Action item: Starting at the first line, copy the data below through to the end, exactly.

(Records excerpted from a collection)
......

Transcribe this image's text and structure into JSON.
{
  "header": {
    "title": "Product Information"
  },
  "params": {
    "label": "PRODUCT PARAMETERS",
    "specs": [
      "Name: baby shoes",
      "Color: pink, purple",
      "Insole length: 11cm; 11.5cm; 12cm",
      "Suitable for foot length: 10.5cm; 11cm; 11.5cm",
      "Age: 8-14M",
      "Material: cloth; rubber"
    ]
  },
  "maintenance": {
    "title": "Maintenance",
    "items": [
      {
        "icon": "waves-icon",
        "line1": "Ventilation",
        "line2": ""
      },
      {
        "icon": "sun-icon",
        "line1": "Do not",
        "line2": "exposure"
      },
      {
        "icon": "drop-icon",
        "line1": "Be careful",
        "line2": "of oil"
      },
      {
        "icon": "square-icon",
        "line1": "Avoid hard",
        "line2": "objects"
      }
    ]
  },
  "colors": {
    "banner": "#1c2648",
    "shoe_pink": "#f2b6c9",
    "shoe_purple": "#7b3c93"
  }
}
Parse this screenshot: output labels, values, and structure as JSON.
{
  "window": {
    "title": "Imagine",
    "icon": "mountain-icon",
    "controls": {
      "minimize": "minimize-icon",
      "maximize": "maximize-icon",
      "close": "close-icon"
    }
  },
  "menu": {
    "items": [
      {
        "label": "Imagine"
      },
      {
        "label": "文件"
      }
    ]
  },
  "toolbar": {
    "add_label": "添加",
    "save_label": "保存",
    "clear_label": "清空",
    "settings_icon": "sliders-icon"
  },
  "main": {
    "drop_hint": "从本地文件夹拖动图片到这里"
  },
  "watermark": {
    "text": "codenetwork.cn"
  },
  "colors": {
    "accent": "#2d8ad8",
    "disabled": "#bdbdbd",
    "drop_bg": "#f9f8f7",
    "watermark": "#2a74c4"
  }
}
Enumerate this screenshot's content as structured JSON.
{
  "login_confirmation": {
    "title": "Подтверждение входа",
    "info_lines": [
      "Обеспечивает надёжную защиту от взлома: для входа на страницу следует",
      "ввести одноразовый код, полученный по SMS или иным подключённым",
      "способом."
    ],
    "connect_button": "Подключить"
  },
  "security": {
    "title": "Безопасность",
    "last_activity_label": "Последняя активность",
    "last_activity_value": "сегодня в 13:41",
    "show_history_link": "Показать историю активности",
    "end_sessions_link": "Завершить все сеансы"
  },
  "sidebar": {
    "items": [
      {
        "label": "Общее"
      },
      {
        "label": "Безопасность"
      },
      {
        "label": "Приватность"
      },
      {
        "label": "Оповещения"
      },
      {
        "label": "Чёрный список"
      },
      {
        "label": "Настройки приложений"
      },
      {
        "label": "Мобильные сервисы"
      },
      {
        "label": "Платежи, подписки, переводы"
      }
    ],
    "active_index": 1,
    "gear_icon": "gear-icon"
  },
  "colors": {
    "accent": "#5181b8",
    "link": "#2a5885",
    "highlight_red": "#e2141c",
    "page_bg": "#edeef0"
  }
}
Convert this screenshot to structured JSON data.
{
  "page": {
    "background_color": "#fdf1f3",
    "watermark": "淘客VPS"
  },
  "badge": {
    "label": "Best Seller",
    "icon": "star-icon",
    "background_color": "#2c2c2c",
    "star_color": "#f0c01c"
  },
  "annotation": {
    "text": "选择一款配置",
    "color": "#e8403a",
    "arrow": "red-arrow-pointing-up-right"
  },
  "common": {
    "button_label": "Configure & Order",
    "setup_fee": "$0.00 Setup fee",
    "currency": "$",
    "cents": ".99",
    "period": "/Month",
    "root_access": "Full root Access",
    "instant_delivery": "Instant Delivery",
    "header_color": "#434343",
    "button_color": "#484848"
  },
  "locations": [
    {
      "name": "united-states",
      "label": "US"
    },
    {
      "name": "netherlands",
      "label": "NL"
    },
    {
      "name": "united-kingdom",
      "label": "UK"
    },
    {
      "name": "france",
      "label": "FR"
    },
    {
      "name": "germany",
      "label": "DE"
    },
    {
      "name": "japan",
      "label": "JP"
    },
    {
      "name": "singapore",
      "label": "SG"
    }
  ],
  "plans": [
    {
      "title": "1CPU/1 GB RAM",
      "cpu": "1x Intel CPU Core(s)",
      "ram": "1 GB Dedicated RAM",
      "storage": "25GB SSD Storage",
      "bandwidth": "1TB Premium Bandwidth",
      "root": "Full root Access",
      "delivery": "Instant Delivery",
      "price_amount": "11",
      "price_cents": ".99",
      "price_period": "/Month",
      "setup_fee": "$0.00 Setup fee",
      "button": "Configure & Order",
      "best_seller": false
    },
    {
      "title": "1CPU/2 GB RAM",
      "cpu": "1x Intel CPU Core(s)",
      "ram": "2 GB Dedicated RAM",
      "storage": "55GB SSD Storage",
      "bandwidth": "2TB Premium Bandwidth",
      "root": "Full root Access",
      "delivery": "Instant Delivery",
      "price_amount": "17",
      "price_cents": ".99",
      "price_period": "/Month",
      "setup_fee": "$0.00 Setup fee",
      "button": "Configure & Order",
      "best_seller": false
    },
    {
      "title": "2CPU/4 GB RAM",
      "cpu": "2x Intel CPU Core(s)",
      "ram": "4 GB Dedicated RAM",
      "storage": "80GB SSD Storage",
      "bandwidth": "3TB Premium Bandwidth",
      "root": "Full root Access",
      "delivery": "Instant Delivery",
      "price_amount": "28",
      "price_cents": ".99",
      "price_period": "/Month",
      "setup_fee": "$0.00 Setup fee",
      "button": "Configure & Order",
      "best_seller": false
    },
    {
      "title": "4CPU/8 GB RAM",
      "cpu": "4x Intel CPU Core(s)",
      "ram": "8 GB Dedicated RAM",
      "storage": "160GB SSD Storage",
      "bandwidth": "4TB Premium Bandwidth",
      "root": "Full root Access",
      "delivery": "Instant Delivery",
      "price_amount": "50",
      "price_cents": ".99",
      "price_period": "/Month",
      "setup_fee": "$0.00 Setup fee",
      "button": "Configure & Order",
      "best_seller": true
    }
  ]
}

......

Written answer:
Transcribe this image's text and structure into JSON.
{
  "header": {
    "title": "Product Information"
  },
  "params": {
    "label": "PRODUCT PARAMETERS",
    "specs": [
      "Name: baby shoes",
      "Color: pink, purple",
      "Insole length: 11cm; 11.5cm; 12cm",
      "Suitable for foot length: 10.5cm; 11cm; 11.5cm",
      "Age: 8-14M",
      "Material: cloth; rubber"
    ]
  },
  "maintenance": {
    "title": "Maintenance",
    "items": [
      {
        "icon": "waves-icon",
        "line1": "Ventilation",
        "line2": ""
      },
      {
        "icon": "sun-icon",
        "line1": "Do not",
        "line2": "exposure"
      },
      {
        "icon": "drop-icon",
        "line1": "Be careful",
        "line2": "of oil"
      },
      {
        "icon": "square-icon",
        "line1": "Avoid hard",
        "line2": "objects"
      }
    ]
  },
  "colors": {
    "banner": "#1c2648",
    "shoe_pink": "#f2b6c9",
    "shoe_purple": "#7b3c93"
  }
}
Parse this screenshot: output labels, values, and structure as JSON.
{
  "window": {
    "title": "Imagine",
    "icon": "mountain-icon",
    "controls": {
      "minimize": "minimize-icon",
      "maximize": "maximize-icon",
      "close": "close-icon"
    }
  },
  "menu": {
    "items": [
      {
        "label": "Imagine"
      },
      {
        "label": "文件"
      }
    ]
  },
  "toolbar": {
    "add_label": "添加",
    "save_label": "保存",
    "clear_label": "清空",
    "settings_icon": "sliders-icon"
  },
  "main": {
    "drop_hint": "从本地文件夹拖动图片到这里"
  },
  "watermark": {
    "text": "codenetwork.cn"
  },
  "colors": {
    "accent": "#2d8ad8",
    "disabled": "#bdbdbd",
    "drop_bg": "#f9f8f7",
    "watermark": "#2a74c4"
  }
}
Enumerate this screenshot's content as structured JSON.
{
  "login_confirmation": {
    "title": "Подтверждение входа",
    "info_lines": [
      "Обеспечивает надёжную защиту от взлома: для входа на страницу следует",
      "ввести одноразовый код, полученный по SMS или иным подключённым",
      "способом."
    ],
    "connect_button": "Подключить"
  },
  "security": {
    "title": "Безопасность",
    "last_activity_label": "Последняя активность",
    "last_activity_value": "сегодня в 13:41",
    "show_history_link": "Показать историю активности",
    "end_sessions_link": "Завершить все сеансы"
  },
  "sidebar": {
    "items": [
      {
        "label": "Общее"
      },
      {
        "label": "Безопасность"
      },
      {
        "label": "Приватность"
      },
      {
        "label": "Оповещения"
      },
      {
        "label": "Чёрный список"
      },
      {
        "label": "Настройки приложений"
      },
      {
        "label": "Мобильные сервисы"
      },
      {
        "label": "Платежи, подписки, переводы"
      }
    ],
    "active_index": 1,
    "gear_icon": "gear-icon"
  },
  "colors": {
    "accent": "#5181b8",
    "link": "#2a5885",
    "highlight_red": "#e2141c",
    "page_bg": "#edeef0"
  }
}
Convert this screenshot to structured JSON data.
{
  "page": {
    "background_color": "#fdf1f3",
    "watermark": "淘客VPS"
  },
  "badge": {
    "label": "Best Seller",
    "icon": "star-icon",
    "background_color": "#2c2c2c",
    "star_color": "#f0c01c"
  },
  "annotation": {
    "text": "选择一款配置",
    "color": "#e8403a",
    "arrow": "red-arrow-pointing-up-right"
  },
  "common": {
    "button_label": "Configure & Order",
    "setup_fee": "$0.00 Setup fee",
    "currency": "$",
    "cents": ".99",
    "period": "/Month",
    "root_access": "Full root Access",
    "instant_delivery": "Instant Delivery",
    "header_color": "#434343",
    "button_color": "#484848"
  },
  "locations": [
    {
      "name": "united-states",
      "label": "US"
    },
    {
      "name": "netherlands",
      "label": "NL"
    },
    {
      "name": "united-kingdom",
      "label": "UK"
    },
    {
      "name": "france",
      "label": "FR"
    },
    {
      "name": "germany",
      "label": "DE"
    },
    {
      "name": "japan",
      "label": "JP"
    },
    {
      "name": "singapore",
      "label": "SG"
    }
  ],
  "plans": [
    {
      "title": "1CPU/1 GB RAM",
      "cpu": "1x Intel CPU Core(s)",
      "ram": "1 GB Dedicated RAM",
      "storage": "25GB SSD Storage",
      "bandwidth": "1TB Premium Bandwidth",
      "root": "Full root Access",
      "delivery": "Instant Delivery",
      "price_amount": "11",
      "price_cents": ".99",
      "price_period": "/Month",
      "setup_fee": "$0.00 Setup fee",
      "button": "Configure & Order",
      "best_seller": false
    },
    {
      "title": "1CPU/2 GB RAM",
      "cpu": "1x Intel CPU Core(s)",
      "ram": "2 GB Dedicated RAM",
      "storage": "55GB SSD Storage",
      "bandwidth": "2TB Premium Bandwidth",
      "root": "Full root Access",
      "delivery": "Instant Delivery",
      "price_amount": "17",
      "price_cents": ".99",
      "price_period": "/Month",
      "setup_fee": "$0.00 Setup fee",
      "button": "Configure & Order",
      "best_seller": false
    },
    {
      "title": "2CPU/4 GB RAM",
      "cpu": "2x Intel CPU Core(s)",
      "ram": "4 GB Dedicated RAM",
      "storage": "80GB SSD Storage",
      "bandwidth": "3TB Premium Bandwidth",
      "root": "Full root Access",
      "delivery": "Instant Delivery",
      "price_amount": "28",
      "price_cents": ".99",
      "price_period": "/Month",
      "setup_fee": "$0.00 Setup fee",
      "button": "Configure & Order",
      "best_seller": false
    },
    {
      "title": "4CPU/8 GB RAM",
      "cpu": "4x Intel CPU Core(s)",
      "ram": "8 GB Dedicated RAM",
      "storage": "160GB SSD Storage",
      "bandwidth": "4TB Premium Bandwidth",
      "root": "Full root Access",
      "delivery": "Instant Delivery",
      "price_amount": "50",
      "price_cents": ".99",
      "price_period": "/Month",
      "setup_fee": "$0.00 Setup fee",
      "button": "Configure & Order",
      "best_seller": true
    }
  ]
}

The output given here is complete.